But I'm not the only one
I hope one day you'll join me
And the world will live as one.
(Socialist Standard, January 1981)
Readers might also like to click on this link for a more detailed piece concerning John Lennon from a socialist perspective:
But before the world will live as one, there are many obstacles to be overcome:
Clearly, Mark Deshaw is far from alone in his woeful ignorance of historical reality.
Saturday, December 01, 2007
Editorial from the December 2007 issue of the Socialist Standard
Whether Polish plumbers, Portuguese hop-pickers or Chinese cockle-pickers, migrant labour in the UK is undoubtedly higher profile now than it has been for many decades. The focus groups and private polling used by the major parties are confirming immigration as the No 1 issue for voters at the moment.
In some parts of the UK the influx may well have resulted in increased unemployment for existing workers and appears to be putting a downward pressure on wages in some sectors.
It's worth noting that there has been an enormous effort made to vilify, criminalise and erase racist language and ideas over the last few decades. World socialists have not opposed these developments but we have argued that racism – like other the so-called "hate" crimes – is usually fuelled and ignited by poverty and fear, and therefore cannot be removed until the cause is.
For workers fighting over crumbs in lower wage unskilled jobs, the temptation to blame your unemployment or wage level on foreign labour may be strong. But nevertheless such views are false. The blame lies elsewhere. In order to stay profitable, UK employers are demanding cheap labour. It makes good business sense to welcome cheap labour from overseas – you didn't have to pay for its education, and after you have exploited it for a lifetime, you still won't have to pay its pension.
In many ways the government is only repeating at the national level what has been happening at employer level for many years with out-sourcing of staffing costs.
And while the free movement of labour is restricted, capital is of course expected to roam the globe looking out for ever better rates of exploitation, sniffing around the sweatshops for signs of harsher working conditions or longer hours. But if these chickens come home to roost – if little pockets of the third world's poor actually have the gumption or bravery to start popping up on our doorstep – then our local administrators of capitalism start to get a bit edgy.
As with so many issues, politicians are slowly realising that governments must simply accommodate to capitalism with regard to migration and accept it. They can only try to control it but if they are to have any hope of effectively securing borders and finding those who slip through they must expend vast sums as on ID cards and the like.

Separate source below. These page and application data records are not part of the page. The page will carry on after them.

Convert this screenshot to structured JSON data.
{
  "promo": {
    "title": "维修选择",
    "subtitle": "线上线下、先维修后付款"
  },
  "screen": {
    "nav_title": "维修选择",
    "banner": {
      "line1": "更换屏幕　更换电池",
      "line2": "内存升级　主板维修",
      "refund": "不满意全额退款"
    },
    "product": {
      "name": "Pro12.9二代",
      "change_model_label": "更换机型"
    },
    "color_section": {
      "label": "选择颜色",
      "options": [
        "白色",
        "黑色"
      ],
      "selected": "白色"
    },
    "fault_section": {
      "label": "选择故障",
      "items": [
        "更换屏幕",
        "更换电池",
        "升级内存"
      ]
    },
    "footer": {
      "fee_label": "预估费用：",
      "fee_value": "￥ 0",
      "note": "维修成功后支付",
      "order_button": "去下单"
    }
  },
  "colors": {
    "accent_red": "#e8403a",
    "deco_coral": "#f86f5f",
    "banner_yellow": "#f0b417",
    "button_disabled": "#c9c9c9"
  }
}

The World Socialist Movement didn't get its name for nothing. Unique amongst all political parties left and right we have no national axe to grind. We side with no particular state, no government, no currency. We have no time for nationalisation or privatisation, for border controls or for migration incentives. The world over, workers must do what they can individually and collectively to survive and resist capitalism. In many parts of the world that means escaping the tyranny of political terror or economic poverty. Politically however, workers should try and resist taking sides in the battles of the economic blocs who just happen to be named on the front of your passport. You must not blame another worker for your poverty. Instead we would argue that workers should recognise that – whether migrant or not, whether illegal or legal.